» **EXTRACTED ENTRIES**
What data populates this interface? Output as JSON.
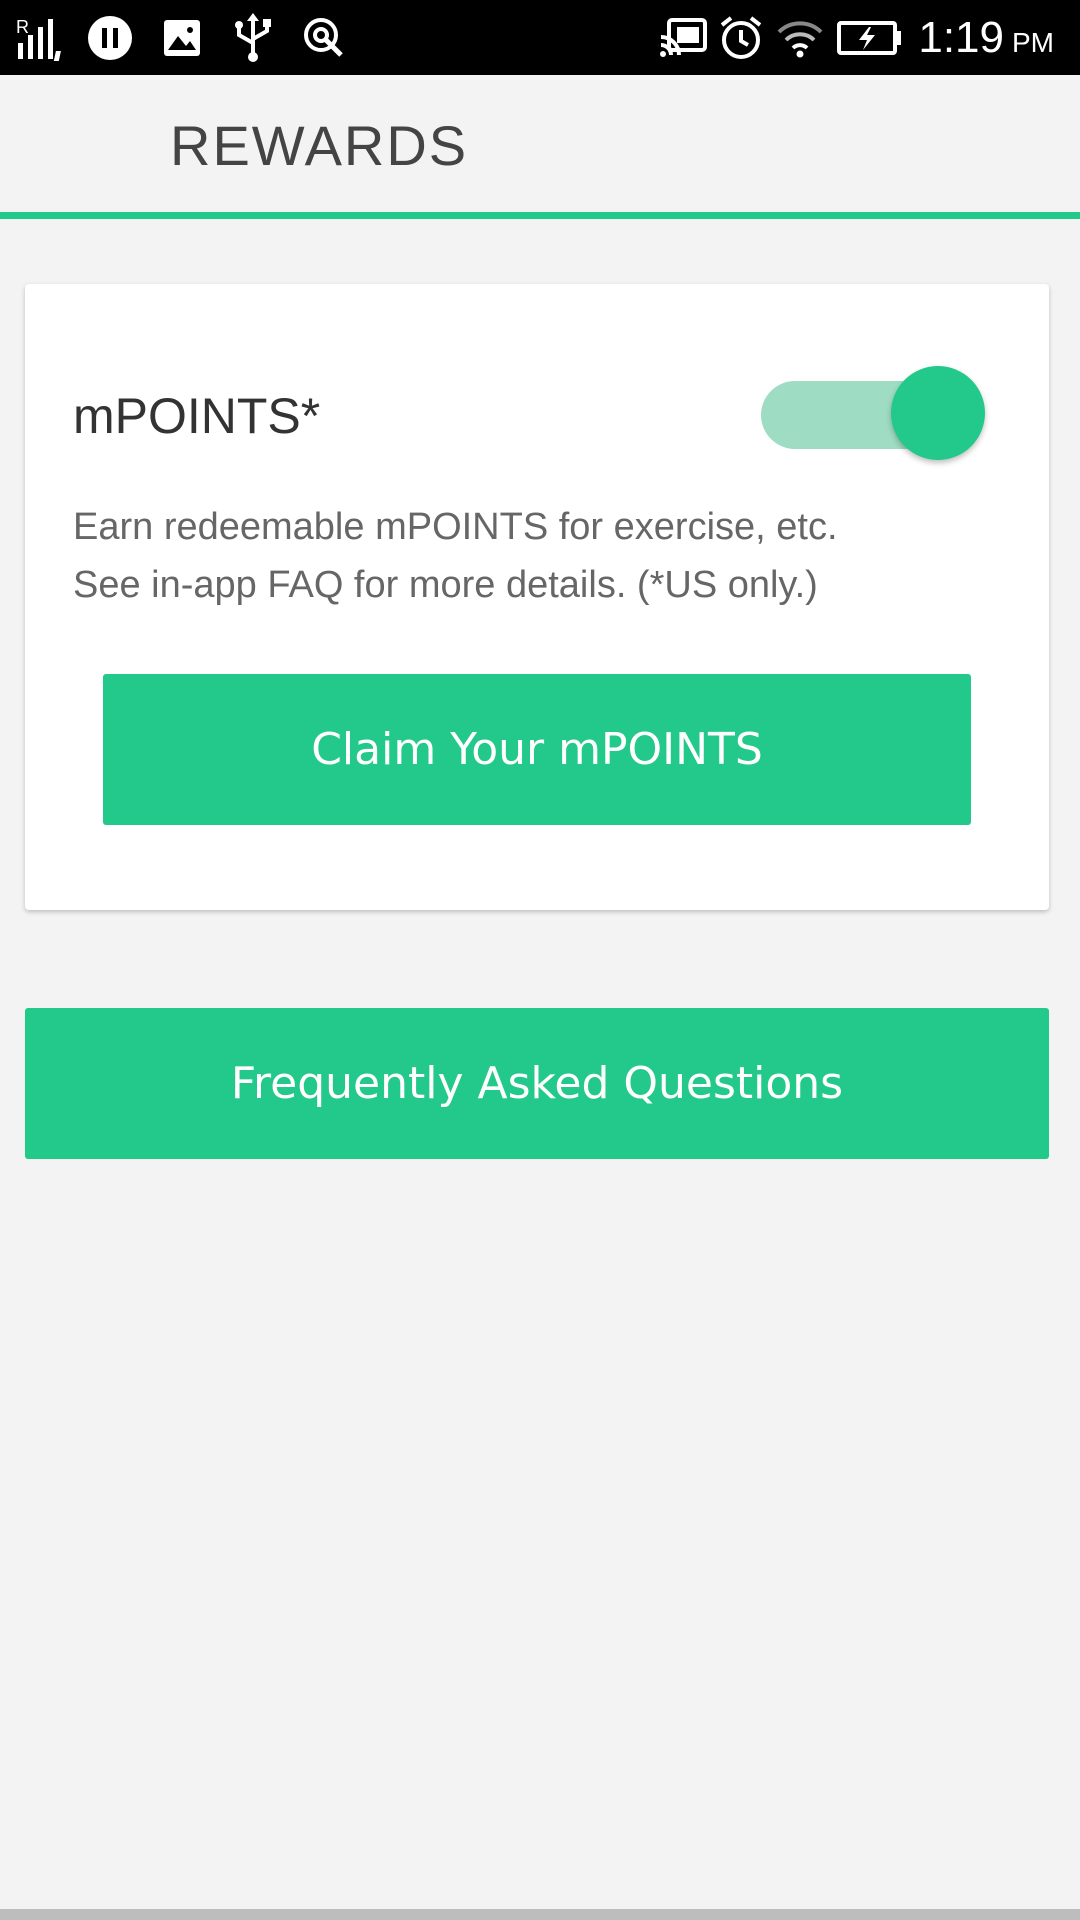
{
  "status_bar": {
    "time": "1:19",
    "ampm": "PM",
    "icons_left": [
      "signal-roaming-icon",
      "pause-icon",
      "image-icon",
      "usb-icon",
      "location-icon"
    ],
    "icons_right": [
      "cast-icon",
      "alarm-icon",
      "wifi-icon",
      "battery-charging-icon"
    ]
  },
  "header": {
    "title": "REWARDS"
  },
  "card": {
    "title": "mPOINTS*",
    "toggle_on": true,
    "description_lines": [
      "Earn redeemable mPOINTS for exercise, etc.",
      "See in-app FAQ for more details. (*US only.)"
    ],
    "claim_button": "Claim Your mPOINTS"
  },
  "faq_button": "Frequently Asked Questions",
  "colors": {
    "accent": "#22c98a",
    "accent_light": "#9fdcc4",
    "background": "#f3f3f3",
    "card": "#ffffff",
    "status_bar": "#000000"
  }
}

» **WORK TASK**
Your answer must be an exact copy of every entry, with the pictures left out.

» **ANSWER BELOW**
What data populates this interface? Output as JSON.
{
  "status_bar": {
    "time": "1:19",
    "ampm": "PM",
    "icons_left": [
      "signal-roaming-icon",
      "pause-icon",
      "image-icon",
      "usb-icon",
      "location-icon"
    ],
    "icons_right": [
      "cast-icon",
      "alarm-icon",
      "wifi-icon",
      "battery-charging-icon"
    ]
  },
  "header": {
    "title": "REWARDS"
  },
  "card": {
    "title": "mPOINTS*",
    "toggle_on": true,
    "description_lines": [
      "Earn redeemable mPOINTS for exercise, etc.",
      "See in-app FAQ for more details. (*US only.)"
    ],
    "claim_button": "Claim Your mPOINTS"
  },
  "faq_button": "Frequently Asked Questions",
  "colors": {
    "accent": "#22c98a",
    "accent_light": "#9fdcc4",
    "background": "#f3f3f3",
    "card": "#ffffff",
    "status_bar": "#000000"
  }
}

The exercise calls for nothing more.